Dress it up however you will, 4 points from 4 consecutive outings is a woeful return for a club that should be smoking these desolate little townships without remorse. Luton reacted excellently after our opener, they upped the ante to severely disrupt the narrative but if we’re honest, Fulham didn’t stamp their dominance, a second goal was never in the offing, and that allowed the hosts to re-establish themselves buoyantly. Failing to turn the screw, regardless of the opposition’s broken or bright mentality, has lost us 4 points recently, 2 at Deepdale and 2 at some bloke’s garden shed.
Graciously, the Cherries slipped to a 2-0 loss against Blackburn Rovers but that’s peripheral, what we’re focused on is our own performances and of late, we’ve been abject and disconnected. I’ve no doubt that we’ll suddenly flick the switch and decimate in matchdays to come but in Bedfordshire, our reluctance to punish sentenced us to a wary, uncomfortable 70+ minutes. We have to enliven our formula, teams such as Luton will invest everything until the very last second and it’s up to us to emulate their endeavour.
Soft goal surrendered
Luton regained territory and wielded words warning, ominous threats rather than idle, and just after the hour mark, courtesy of the Whites’ flat-footed offside trap, Jones’ set-up restored parity, a leveller that was fully merited. Conceding a set-piece in a sector of the park that didn’t immediately scream peril, Fulham perched themselves on the parameter of their penalty area and were briskly unhinged by James Bree’s super dead-ball.

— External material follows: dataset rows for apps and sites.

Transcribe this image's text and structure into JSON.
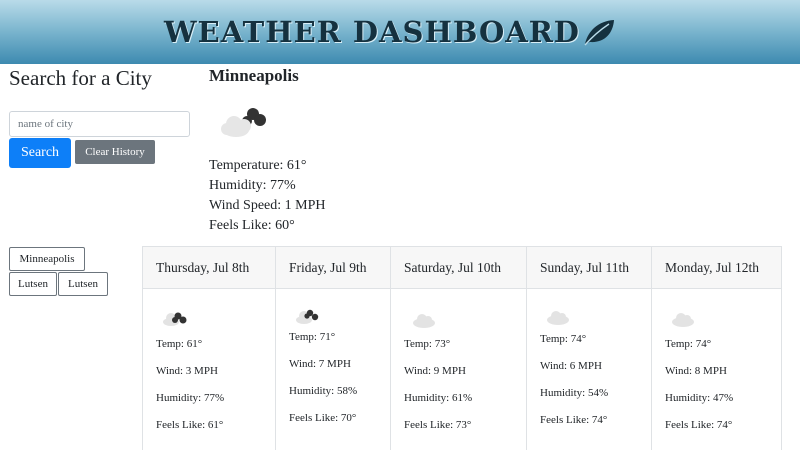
{
  "header": {
    "title": "WEATHER DASHBOARD",
    "icon": "leaf-icon"
  },
  "sidebar": {
    "title": "Search for a City",
    "input_placeholder": "name of city",
    "input_value": "",
    "search_label": "Search",
    "clear_label": "Clear History",
    "history": [
      "Minneapolis",
      "Lutsen",
      "Lutsen"
    ]
  },
  "current": {
    "city": "Minneapolis",
    "icon": "partly-cloudy-icon",
    "temperature": "Temperature: 61°",
    "humidity": "Humidity: 77%",
    "wind": "Wind Speed: 1 MPH",
    "feels_like": "Feels Like: 60°"
  },
  "forecast": [
    {
      "date": "Thursday, Jul 8th",
      "icon": "dark-clouds-icon",
      "temp": "Temp: 61°",
      "wind": "Wind: 3 MPH",
      "humidity": "Humidity: 77%",
      "feels": "Feels Like: 61°"
    },
    {
      "date": "Friday, Jul 9th",
      "icon": "dark-clouds-icon",
      "temp": "Temp: 71°",
      "wind": "Wind: 7 MPH",
      "humidity": "Humidity: 58%",
      "feels": "Feels Like: 70°"
    },
    {
      "date": "Saturday, Jul 10th",
      "icon": "cloud-icon",
      "temp": "Temp: 73°",
      "wind": "Wind: 9 MPH",
      "humidity": "Humidity: 61%",
      "feels": "Feels Like: 73°"
    },
    {
      "date": "Sunday, Jul 11th",
      "icon": "cloud-icon",
      "temp": "Temp: 74°",
      "wind": "Wind: 6 MPH",
      "humidity": "Humidity: 54%",
      "feels": "Feels Like: 74°"
    },
    {
      "date": "Monday, Jul 12th",
      "icon": "cloud-icon",
      "temp": "Temp: 74°",
      "wind": "Wind: 8 MPH",
      "humidity": "Humidity: 47%",
      "feels": "Feels Like: 74°"
    }
  ],
  "colors": {
    "primary": "#0d7ff8",
    "secondary": "#6c757d",
    "banner": "#3d8ab0"
  }
}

Oblivious to Elijah Adebayo’s readiness to pounce, Fulham’s cordon sanitaire stood rooted as the former Fulham graduate smuggled himself goal-side and unopposed, the 23-year-old glanced past Marek Rodak, who was exposed and powerless. An equaliser was imminent, but to surrender from such a routine situation is derisory, especially when you’ve aerially astute members in Tim Ream and Tosin in tow, amongst others. I’d rather have been ripped apart, because it’s a circumstance that should’ve been banished as standard.
I feel for substitutes that are hurled into difficult environments in the closing stages, I really do, however I didn’t necessarily understand what Josh Onomah’s purpose was as he replaced TC in the 76th minute, and I’m not entirely convinced the 24-year-old entirely recognised why he was even fielded, too. Onomah’s a mildly perplexing individual. He’s a midfielder lost in translation, is he a playmaker or an anchor? A physical enforcer or a intricate operator? Nobody knows, and it showed in the 18 minutes-or-so that he was involved. He galloped into traffic and flailed stray legs, method was not in the madness and ultimately, I’m sat here in the aftermath feeling stumped, confused and curious.
There’s a torpidity to his disposition, which isn’t intentional, I would argue, but simple scenarios appeared onerous whenever he drifted into frame. He couldn’t adapt to the pace of proceedings and thusly, he was a sitting duck in a midfield third laden with industrious, functional components. He’s a man that doesn’t have a primary objective, he just floats without a cause, a jellyfish without stingers, a square peg in a round hole.